Material provided below:

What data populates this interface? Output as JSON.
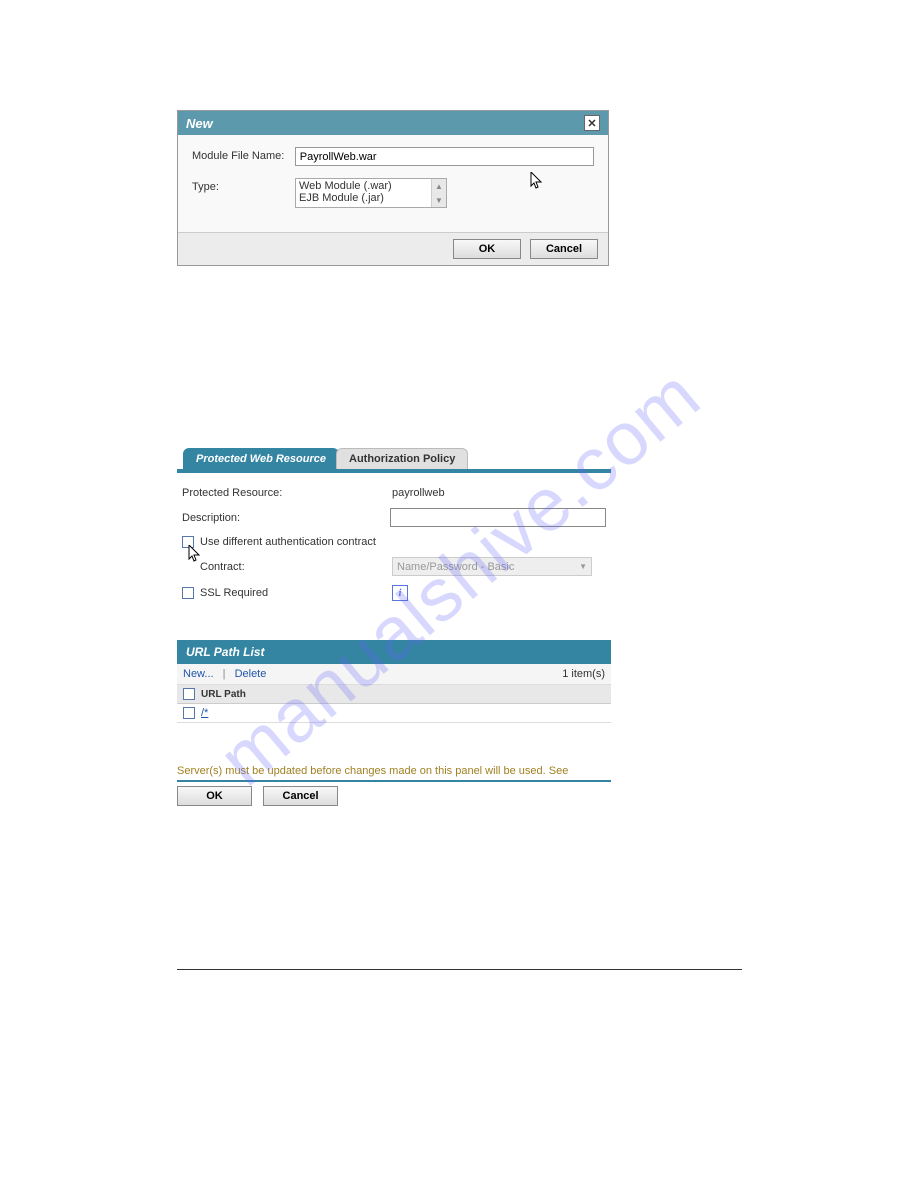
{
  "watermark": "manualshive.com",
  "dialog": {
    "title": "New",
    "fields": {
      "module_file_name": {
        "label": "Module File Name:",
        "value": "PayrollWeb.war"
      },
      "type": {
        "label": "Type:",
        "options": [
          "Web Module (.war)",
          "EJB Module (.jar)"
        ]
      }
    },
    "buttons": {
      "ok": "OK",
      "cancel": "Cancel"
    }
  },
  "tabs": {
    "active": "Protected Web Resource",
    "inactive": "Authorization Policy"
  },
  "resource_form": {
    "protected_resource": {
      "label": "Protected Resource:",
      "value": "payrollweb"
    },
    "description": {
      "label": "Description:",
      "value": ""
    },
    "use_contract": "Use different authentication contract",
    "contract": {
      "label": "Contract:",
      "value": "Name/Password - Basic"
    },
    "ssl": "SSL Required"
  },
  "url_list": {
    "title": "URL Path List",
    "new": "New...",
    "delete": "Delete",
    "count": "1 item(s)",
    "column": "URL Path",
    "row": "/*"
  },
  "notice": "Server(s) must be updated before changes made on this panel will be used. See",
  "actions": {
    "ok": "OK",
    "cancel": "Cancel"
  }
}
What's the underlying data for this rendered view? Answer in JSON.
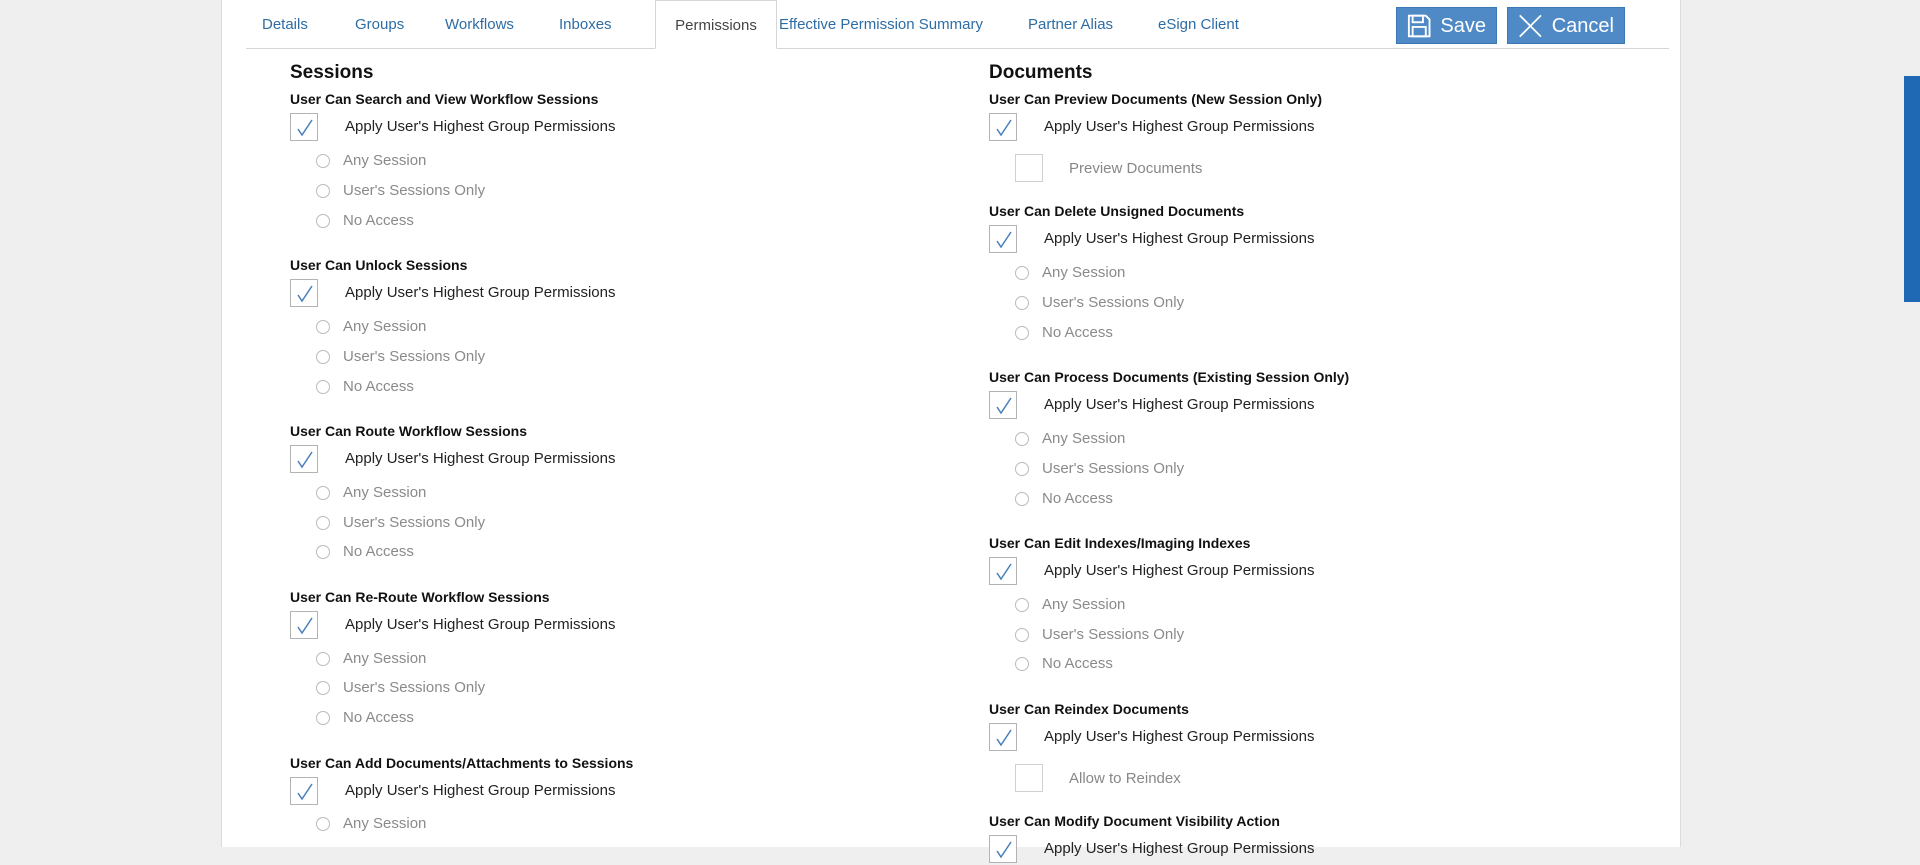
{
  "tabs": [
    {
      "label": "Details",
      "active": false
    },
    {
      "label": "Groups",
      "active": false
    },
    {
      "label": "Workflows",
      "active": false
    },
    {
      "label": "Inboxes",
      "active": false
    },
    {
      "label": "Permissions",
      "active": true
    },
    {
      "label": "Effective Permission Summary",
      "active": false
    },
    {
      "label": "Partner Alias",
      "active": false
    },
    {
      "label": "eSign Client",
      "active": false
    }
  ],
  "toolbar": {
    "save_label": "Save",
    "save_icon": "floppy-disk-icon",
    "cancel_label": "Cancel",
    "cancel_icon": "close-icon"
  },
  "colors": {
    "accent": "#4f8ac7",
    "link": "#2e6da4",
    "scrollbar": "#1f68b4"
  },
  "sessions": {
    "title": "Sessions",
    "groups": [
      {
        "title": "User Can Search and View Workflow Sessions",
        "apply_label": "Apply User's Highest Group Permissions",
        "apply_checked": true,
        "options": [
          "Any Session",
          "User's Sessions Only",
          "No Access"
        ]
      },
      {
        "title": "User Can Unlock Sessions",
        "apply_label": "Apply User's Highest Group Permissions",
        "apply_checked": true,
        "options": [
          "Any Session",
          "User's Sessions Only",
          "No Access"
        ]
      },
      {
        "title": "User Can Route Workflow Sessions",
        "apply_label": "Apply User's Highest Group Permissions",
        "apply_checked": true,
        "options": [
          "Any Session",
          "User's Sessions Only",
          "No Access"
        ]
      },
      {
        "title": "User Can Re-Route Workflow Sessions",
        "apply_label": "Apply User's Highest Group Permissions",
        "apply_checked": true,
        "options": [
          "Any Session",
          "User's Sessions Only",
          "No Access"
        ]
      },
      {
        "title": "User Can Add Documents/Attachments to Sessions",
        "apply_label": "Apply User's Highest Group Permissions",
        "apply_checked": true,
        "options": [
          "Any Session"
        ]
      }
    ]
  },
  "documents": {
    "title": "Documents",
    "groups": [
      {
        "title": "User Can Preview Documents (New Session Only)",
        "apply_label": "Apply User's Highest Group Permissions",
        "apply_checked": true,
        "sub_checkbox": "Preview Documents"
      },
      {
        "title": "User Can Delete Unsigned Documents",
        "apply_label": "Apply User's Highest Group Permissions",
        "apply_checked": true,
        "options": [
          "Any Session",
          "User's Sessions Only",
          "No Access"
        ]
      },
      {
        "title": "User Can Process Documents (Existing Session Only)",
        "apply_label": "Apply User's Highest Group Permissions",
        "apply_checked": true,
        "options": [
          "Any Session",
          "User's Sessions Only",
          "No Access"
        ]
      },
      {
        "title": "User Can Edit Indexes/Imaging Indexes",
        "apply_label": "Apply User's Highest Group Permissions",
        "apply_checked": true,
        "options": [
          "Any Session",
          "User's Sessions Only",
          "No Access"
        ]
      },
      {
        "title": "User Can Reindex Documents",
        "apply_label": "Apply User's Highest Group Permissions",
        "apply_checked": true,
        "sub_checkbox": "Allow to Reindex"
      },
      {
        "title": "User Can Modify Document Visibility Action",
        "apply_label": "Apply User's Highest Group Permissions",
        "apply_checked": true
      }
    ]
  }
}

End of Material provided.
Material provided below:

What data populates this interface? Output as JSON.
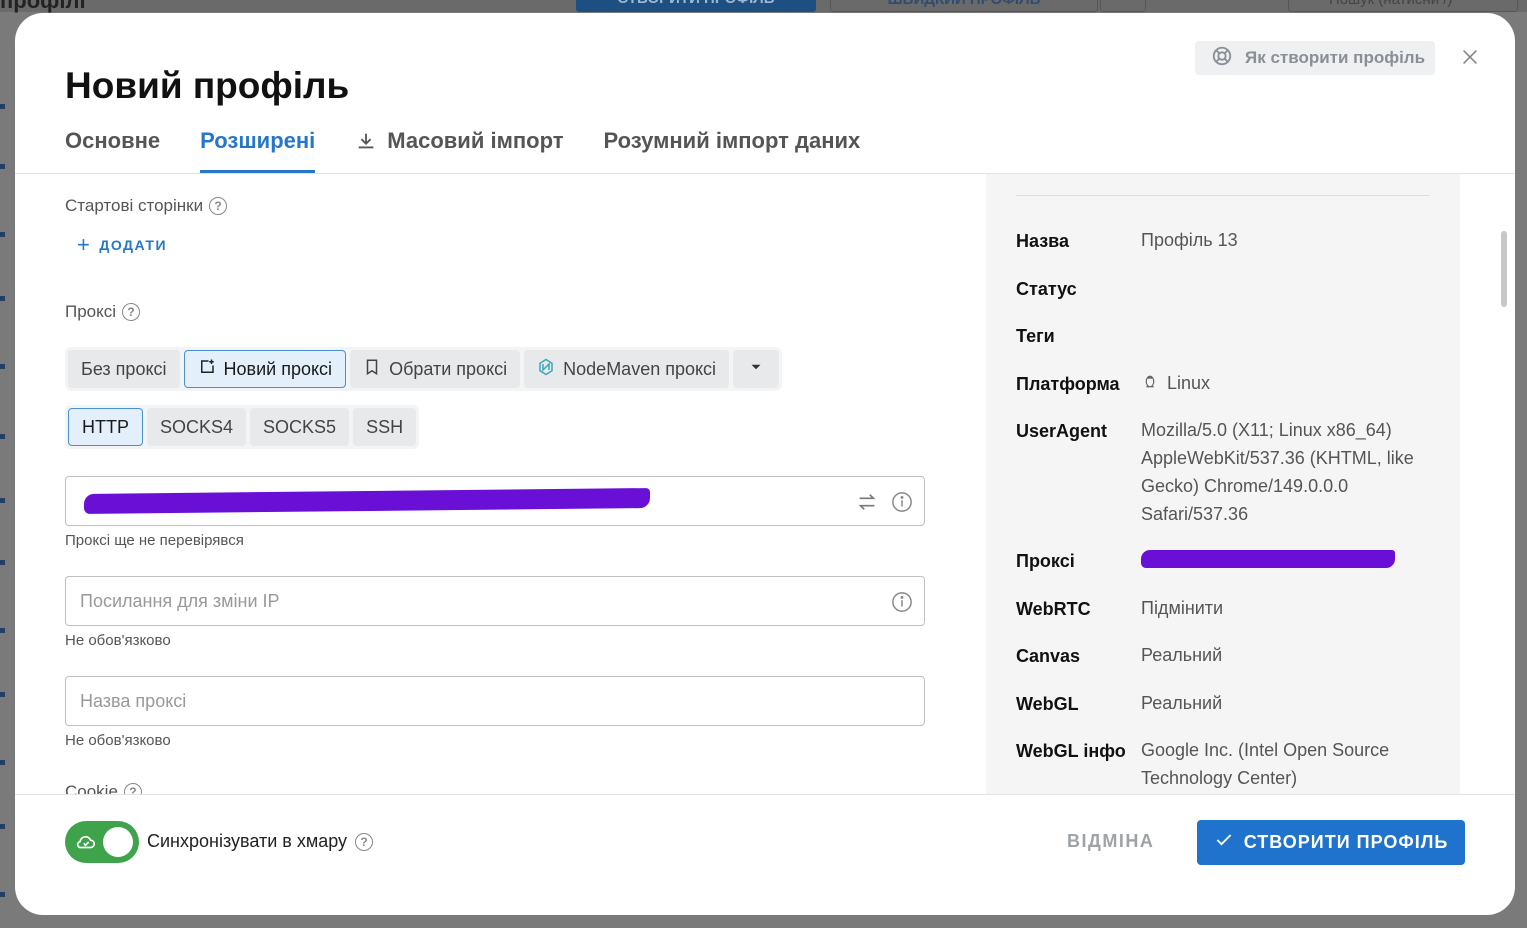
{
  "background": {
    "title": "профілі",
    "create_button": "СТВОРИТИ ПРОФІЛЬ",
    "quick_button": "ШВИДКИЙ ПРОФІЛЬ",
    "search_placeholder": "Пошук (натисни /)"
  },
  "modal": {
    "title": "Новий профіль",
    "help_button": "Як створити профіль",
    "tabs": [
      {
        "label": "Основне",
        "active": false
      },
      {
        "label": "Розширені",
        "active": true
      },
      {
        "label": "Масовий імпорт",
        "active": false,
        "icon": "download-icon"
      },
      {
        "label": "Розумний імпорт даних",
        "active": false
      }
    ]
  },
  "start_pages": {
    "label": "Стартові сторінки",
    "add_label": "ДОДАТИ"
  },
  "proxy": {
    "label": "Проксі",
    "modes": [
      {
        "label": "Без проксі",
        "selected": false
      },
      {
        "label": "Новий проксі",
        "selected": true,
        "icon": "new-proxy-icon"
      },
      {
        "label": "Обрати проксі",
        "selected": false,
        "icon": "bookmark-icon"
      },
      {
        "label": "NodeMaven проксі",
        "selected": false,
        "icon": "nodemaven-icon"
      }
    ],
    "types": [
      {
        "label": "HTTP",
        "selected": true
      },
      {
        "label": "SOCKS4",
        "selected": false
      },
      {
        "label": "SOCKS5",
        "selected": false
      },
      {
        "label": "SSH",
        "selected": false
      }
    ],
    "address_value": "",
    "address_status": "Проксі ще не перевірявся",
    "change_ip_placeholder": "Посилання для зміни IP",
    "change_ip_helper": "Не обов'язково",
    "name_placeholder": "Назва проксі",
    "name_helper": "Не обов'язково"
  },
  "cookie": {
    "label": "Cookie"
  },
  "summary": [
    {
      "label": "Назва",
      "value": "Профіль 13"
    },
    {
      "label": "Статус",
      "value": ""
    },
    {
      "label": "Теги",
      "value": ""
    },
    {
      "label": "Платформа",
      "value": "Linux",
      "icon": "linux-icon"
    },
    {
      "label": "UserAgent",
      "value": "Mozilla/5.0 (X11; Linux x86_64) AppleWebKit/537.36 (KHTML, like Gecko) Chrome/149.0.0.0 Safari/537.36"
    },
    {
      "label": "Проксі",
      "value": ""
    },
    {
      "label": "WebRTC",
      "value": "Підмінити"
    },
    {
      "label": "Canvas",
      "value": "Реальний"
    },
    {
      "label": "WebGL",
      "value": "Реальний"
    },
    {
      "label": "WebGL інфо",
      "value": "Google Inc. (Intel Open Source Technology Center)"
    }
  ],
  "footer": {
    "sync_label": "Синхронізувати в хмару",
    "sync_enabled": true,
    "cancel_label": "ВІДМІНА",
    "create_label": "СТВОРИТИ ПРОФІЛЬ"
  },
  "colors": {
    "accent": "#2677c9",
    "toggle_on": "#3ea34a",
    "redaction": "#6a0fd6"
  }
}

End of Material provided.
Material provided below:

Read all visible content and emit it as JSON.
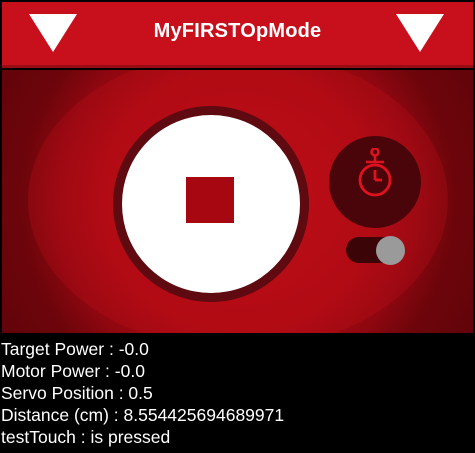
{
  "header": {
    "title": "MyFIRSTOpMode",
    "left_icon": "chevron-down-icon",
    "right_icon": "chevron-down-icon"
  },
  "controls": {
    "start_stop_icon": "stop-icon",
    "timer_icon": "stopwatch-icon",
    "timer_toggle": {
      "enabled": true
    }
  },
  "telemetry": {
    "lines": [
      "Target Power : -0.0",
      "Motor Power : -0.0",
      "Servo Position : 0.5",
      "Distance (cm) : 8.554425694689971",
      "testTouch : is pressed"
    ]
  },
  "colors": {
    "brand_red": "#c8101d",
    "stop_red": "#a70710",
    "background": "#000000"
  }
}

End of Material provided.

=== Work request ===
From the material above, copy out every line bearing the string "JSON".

=== Result ===
What data populates this interface? Output as JSON.
What's the underlying data for this rendered view? Answer in JSON.
What data populates this interface? Output as JSON.
Read all visible content and emit it as JSON.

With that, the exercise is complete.